Patient education and empowerment includes:
• Lifestyle advice.
• Smoking cessation.
• Personalised treatment of blood pressure, lipids, glucose and thrombotic risk.
Lifestyle intervention includes:
• Daily consumption of vegetable and fruits.
• Increased dietary fibre intake.
• Moderate intake of simple carbohydrates.
• Reduced total dietary fat intake.
• Replacement of saturated fat by monounsaturated or polyunsaturated fat.
• Physical activity >30 min/day or at least 150 min/week.
• Weight reduction >5% if BMI >25kg/m2.
• Moderate alcohol consumption.
Key targets* for prevention of cardiovascular disease include:
• BP <140/85mmHg.
• LDL cholesterol <1.8mmol/L (<70mg/dL).
• HbA1c <7% (<53mmol/mol).
*These targets should be applied with individual needs taken into account.
Multifactorial medical management should include:
• A combination of blood pressure lowering agents is often required to achieve control and RAAS blockade should be part of the treatment.
• Lipid control is based on statins.
• Antiplatelet therapy is recommended for secondary prevention of CVD.
• A combination of glucose lowering agents is often required to achieve glycaemic control and metformin should be considered as first line treatment especially in overweight/obese patients.
Options for revascularisation include:
• Acute coronary syndromes.

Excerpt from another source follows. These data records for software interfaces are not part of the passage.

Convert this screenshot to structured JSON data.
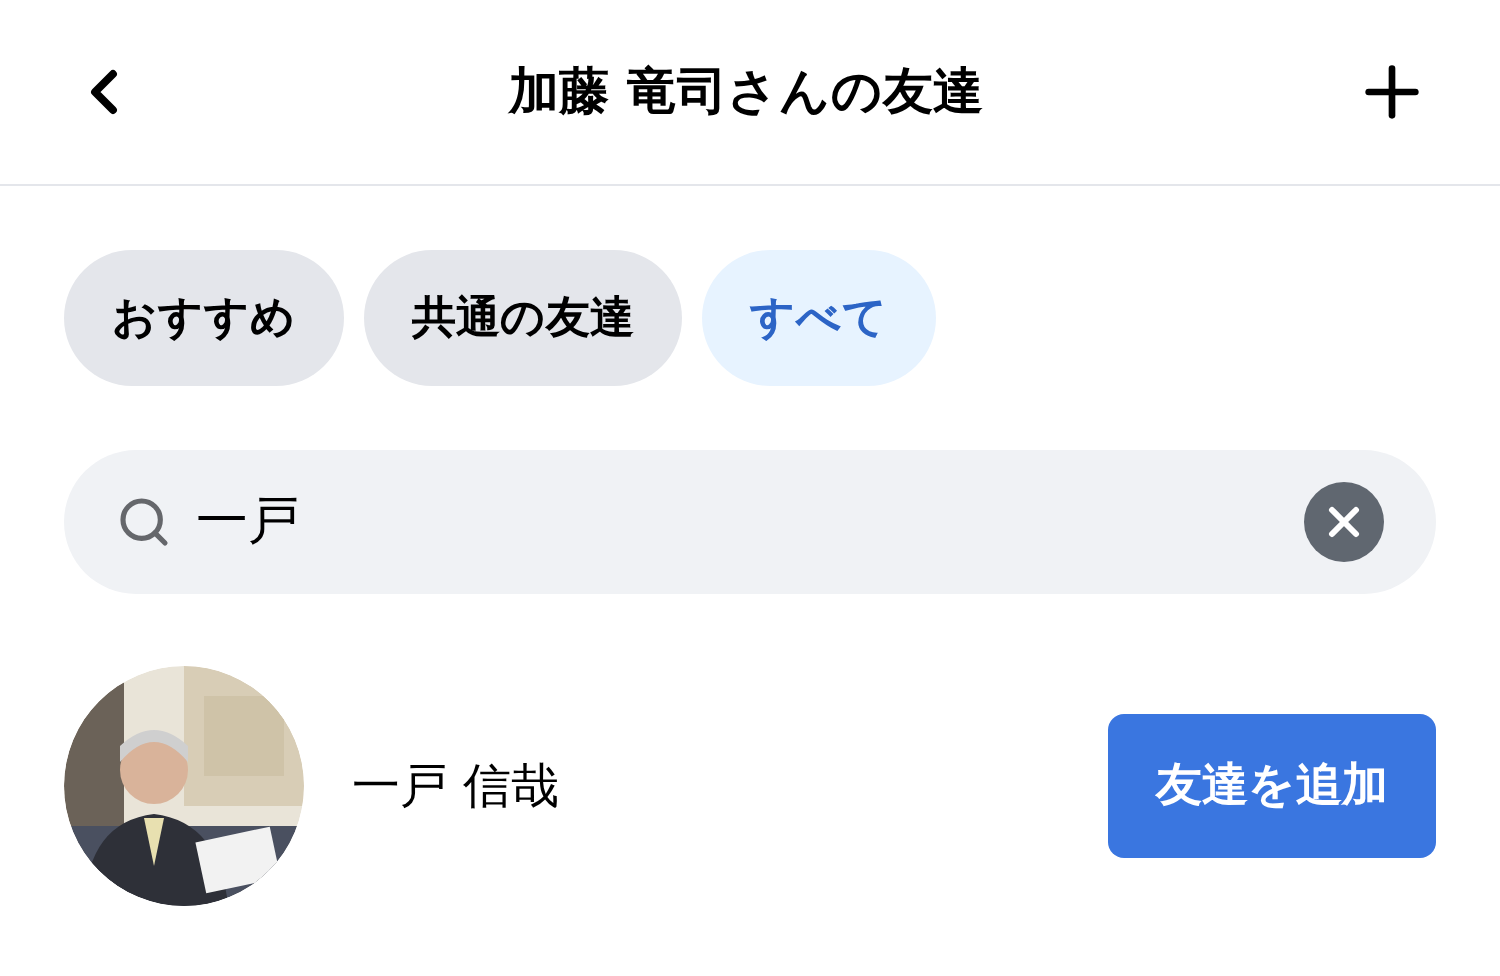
{
  "header": {
    "title": "加藤 竜司さんの友達"
  },
  "filters": [
    {
      "label": "おすすめ",
      "selected": false
    },
    {
      "label": "共通の友達",
      "selected": false
    },
    {
      "label": "すべて",
      "selected": true
    }
  ],
  "search": {
    "value": "一戸"
  },
  "results": [
    {
      "name": "一戸 信哉",
      "action": "友達を追加"
    }
  ]
}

Early angiography and culprit lesion revascularisation should be offered.
• Stable coronary artery disease. CABG is preferred if the myocardial area at risk is large (multi-vessel disease, complex coronary lesions).
• PCI with DES may be performed for symptom control in single- and two-vessel disease.
• Peripheral artery disease. Critical limb ischaemia and symptomatic carotid artery disease should be revascularised.
Type 2 diabetes is a major risk factor for the development of heart failure. The combination of diabetes and heart failure has a 12-fold higher mortality than diabetes alone. Pharmacological management include combinations of RAAS inhibitors, beta blockade and diuretic therapy. Non-pharmacological approaches should be considered as in patients without diabetes.
The guidelines state that comprehensive care of diabetes patients often requires collaboration between specialists in cardiology, diabetology and primary care and several other subspecialties such as surgery ophthalmology, nephrology and psychiatry. Nurses, dieticians, podiatrists and physiotherapists and care professionals are also important collaborators.
The emphasis in these guidelines is to provide information on the current state of the art in how to prevent and manage the diverse problems associated with the effects of diabetes on the heart and vasculature in a holistic manner. The authors state that there is a clear need for this guidance because diabetes and coronary heart disease are more common than imagined.
1. The Task Force on diabetes, pre-diabetes, and cardiovascular diseases of the European Society of Cardiology (ESC) and developed in collaboration with the European Association for the Study of Diabetes (EASD). ESC Guidelines on diabetes, pre-diabetes, and cardiovascular diseases developed in collaboration with the EASD. Eur Heart J (2013) doi: 10.1093/eurheartj/eht108 First published online: August 30, 2013